Japan’s Kei Nishikori admits his number one goal in 2016 is to stay healthy enough to make a sustained push for Grand Slam glory.
Nishikori has endured a frustrating campaign over the last 11 months with a series of nagging injuries ruining his hopes of challenging for the four majors.
After making his Grand Slam breakthrough with a run to the final of the 2014 US Open, the 25-year-old came into this year tipped as the most likely challenger to the sport’s big four of Novak Djokovic, Roger Federer, Andy Murray and Rafael Nadal.
- Wimbledon 2018: ‘Different’ Novak Djokovic books his place in the final four
- Wimbledon 2018: Novak Djokovic in first Grand Slam semifinal for two years
- Wimbledon 2018: Rafael Nadal, Novak Djokovic, Kei Nishikori progress but end of road for Alexander Zverev, Nick Kyrgios
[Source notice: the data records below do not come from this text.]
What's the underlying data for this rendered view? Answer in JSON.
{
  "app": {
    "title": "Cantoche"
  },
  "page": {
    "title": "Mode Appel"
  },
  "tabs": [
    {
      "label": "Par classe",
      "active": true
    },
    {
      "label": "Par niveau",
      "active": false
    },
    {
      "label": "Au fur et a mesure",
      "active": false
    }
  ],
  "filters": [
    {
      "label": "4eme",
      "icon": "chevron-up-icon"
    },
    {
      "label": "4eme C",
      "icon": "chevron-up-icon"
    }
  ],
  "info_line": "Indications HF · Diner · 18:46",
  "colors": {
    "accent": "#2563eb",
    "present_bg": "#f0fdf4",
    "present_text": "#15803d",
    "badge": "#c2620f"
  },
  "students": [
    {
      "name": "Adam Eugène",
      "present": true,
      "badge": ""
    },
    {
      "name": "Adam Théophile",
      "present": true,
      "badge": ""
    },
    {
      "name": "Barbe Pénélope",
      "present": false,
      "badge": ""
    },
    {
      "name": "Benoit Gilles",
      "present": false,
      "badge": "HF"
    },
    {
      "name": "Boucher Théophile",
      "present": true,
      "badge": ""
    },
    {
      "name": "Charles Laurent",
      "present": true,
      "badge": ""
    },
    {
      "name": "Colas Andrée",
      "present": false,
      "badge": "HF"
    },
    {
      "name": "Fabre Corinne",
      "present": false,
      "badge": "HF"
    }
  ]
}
- French Open 2018: Benoit Paire falls short, but Kei Nishikori faces another test
- Novak Djokovic defeats Kei Nishikori in first round of Madrid Open
- Australian Open 2015: David-slayer Kei Nishikori shy of Goliath status
But instead he was beaten in the quarter-finals of the Australian and French Opens and then pulled out of the Wimbledon second round due to a calf injury before suffering an embarrassing US Open first round defeat.
Nishikori remains certain he has the required talent and stamina to take home silverware from the Grand Slams and the Masters 1000 tournaments, but to do that he knows he must steer clear of those troublesome calf and hip complaints.
“I’m excited for next year. I think physically I have to be little more strong,” Nishikori said after his season came to an end with a defeat against Federer at the ATP Tour Finals in London on Thursday.
“I try to work on little things to improve a little more. Try to be healthy, I think that’s most important.”
It wasn’t all doom and gloom for Nishikori in 2015 as he did win three titles — in Memphis, Barcelona and Washington — as well as maintaining his place in the world’s top eight.
For the second successive year, Nishikori qualified for the prestigious Tour Finals at the O2 Arena and he took heart from the way he recovered from an opening-match thrashing at the hands of world number one Djokovic.
Will to win
A less competitive player might have thrown in the towel after winning just two games against Djokovic. However, Nishikori’s ferocious will to win is one of his main assets and he recovered to defeat Tomas Berdych in his second group match.
Chasing a third career win over boyhood idol Federer, Nishikori broke the Swiss great five times and pushed him to the limits before succumbing to a 7-4, 4-6, 6-4 loss that confirmed his elimination.
Those strong performances have given Nishikori renewed hope of a strong 2016 and he said: “I think for me it’s important to win a title, especially big ones, Masters, going further in a Grand Slam especially, because I didn’t do quite well this year.
“Plus I missed three Masters this year, but still I’m in the top 10. If I can do little better than this year, I think I can go little higher (in the rankings).
“I think I have to adjust little things to win those top players. But I think getting close.”
One of Nishikori’s main aims during his three-week training camp ahead of January’s Australian Open is to improve his play at the net.
“I’m trying to work on coming into the net a little more. I am improving a lot this year. I want to keep doing that,” he added. “It’s going to be really important, making a lot of first serves. I’m not the guy acing a lot, so I have to raise the percentage little more.”